I had a colleague recently come to me out of frustration. Their position grade was below that of several other people in their department that they felt were not as valuable. In addition, they felt as though both title-wise and salary-wise they should be receiving more consideration than these folks that they felt had received some undue advancement. After about three years in their position, they felt as though they deserved more than the token merit increases that they had seen over that time.

In actuality, there are two different problems here. The first is that they felt as though they were not receiving the proper recognition. The second and most important though is that they were measuring themselves against the performance of others within their department. Therein is where the problem lies for you. Unless these staff members are reporting to you, there is not a whole heck of a lot you can do about their perceived performance vs. yours. Equating yourself to other comparable employees within your organization is a lot like playing golf. You cannot control what your opponents are shooting, so your best option is just to concentrate on shooting the best score that YOU can. Focusing on comparisons between your coworkers and yourself is a trap that many people fall into and really it is energy that could be better spent making yourself an even better employee.

Many of us at one time or another have felt as though we were not receiving the proper amount of credit (compensation, title, accolades, etc). It is important to remember that while this may be the case, it is a matter to be handled between your employer and yourself and has nothing to do with your coworkers.
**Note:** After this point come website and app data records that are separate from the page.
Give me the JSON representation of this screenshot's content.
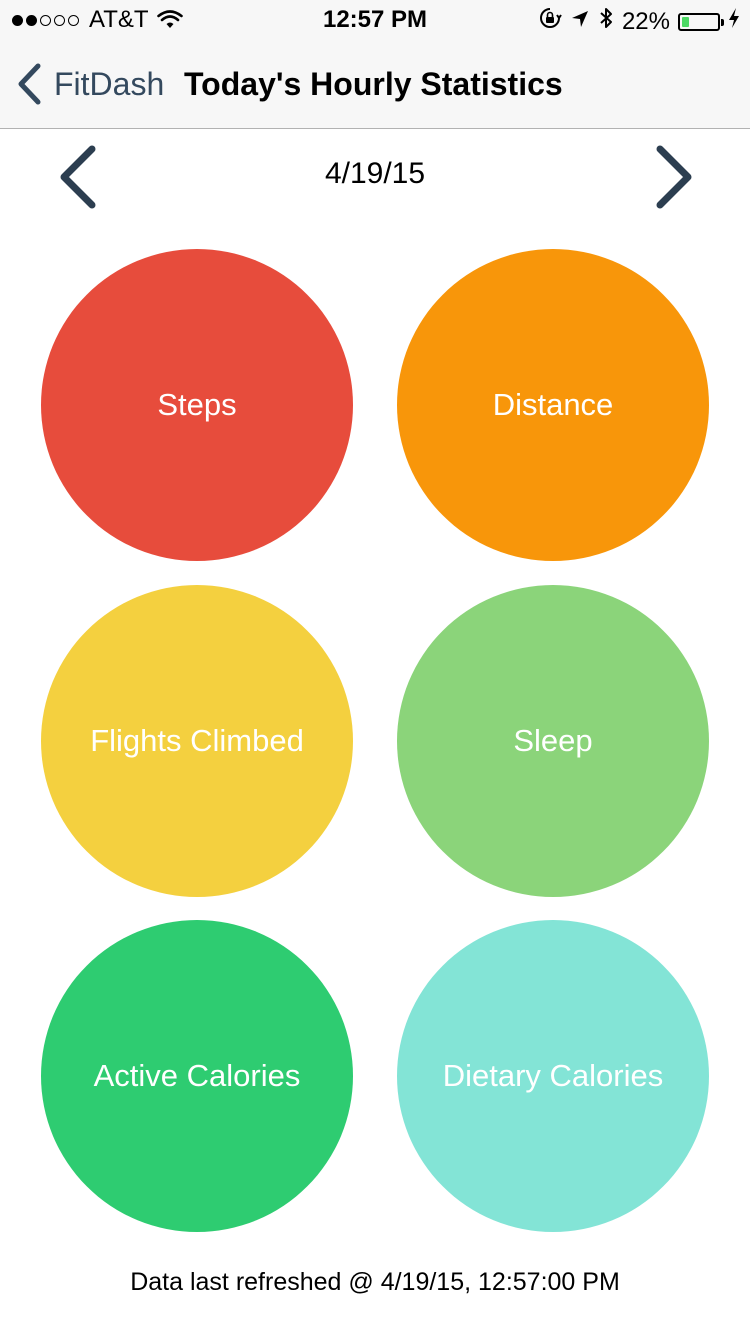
{
  "status_bar": {
    "carrier": "AT&T",
    "time": "12:57 PM",
    "battery_percent": "22%",
    "battery_level": 0.22,
    "signal_bars_filled": 2,
    "signal_bars_total": 5,
    "icons": [
      "wifi-icon",
      "orientation-lock-icon",
      "location-arrow-icon",
      "bluetooth-icon",
      "battery-icon",
      "charging-bolt-icon"
    ]
  },
  "nav": {
    "back_label": "FitDash",
    "title": "Today's Hourly Statistics",
    "tint_color": "#34495e"
  },
  "date_nav": {
    "date": "4/19/15",
    "prev_icon": "chevron-left-icon",
    "next_icon": "chevron-right-icon"
  },
  "tiles": [
    {
      "label": "Steps",
      "color": "#e74c3c"
    },
    {
      "label": "Distance",
      "color": "#f8960a"
    },
    {
      "label": "Flights Climbed",
      "color": "#f4d03f"
    },
    {
      "label": "Sleep",
      "color": "#8bd47a"
    },
    {
      "label": "Active Calories",
      "color": "#2ecc71"
    },
    {
      "label": "Dietary Calories",
      "color": "#83e4d6"
    }
  ],
  "footer": {
    "refreshed_text": "Data last refreshed @ 4/19/15, 12:57:00 PM"
  }
}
If you are truly underappreciated in your organization, then it is time to approach your supervisor and let them know why and remind them of the value that you provide to them. In some cases it may be as simple as making a solid case for your yourself and in others the possibility exists of setting goals that, if met, will yield increased benefits to you. Sometimes however, your opportunity lies elsewhere. In many organizations (universities in particular come to mind), unfortunately your best chance is in taking a promotion with another company. In these cases, if you revere your organization, the chances of returning at a higher salary/title have already increased.

Regardless of how you perceive your future, know that the best thing for you is to simply focus on yourself and to do the best job that you can do. If you get to a point where you feel as though you are not being properly appreciated, take some time to remind your employer what they have and why they need you around. The folks that are busy comparing themselves to each other are the ones that are only concerned with doing their job as well or slightly better than their coworkers. In the meantime, you can be the one excelling and getting people to notice.


Shaun Bossio is the Assistant Business Manager at the Boston University FitRec.

Topics: basketball performance, basketball conference, basketball training programs, athletic training conference, boston hockey summit, boston hockey conference, Shaun Bossio, athletic training books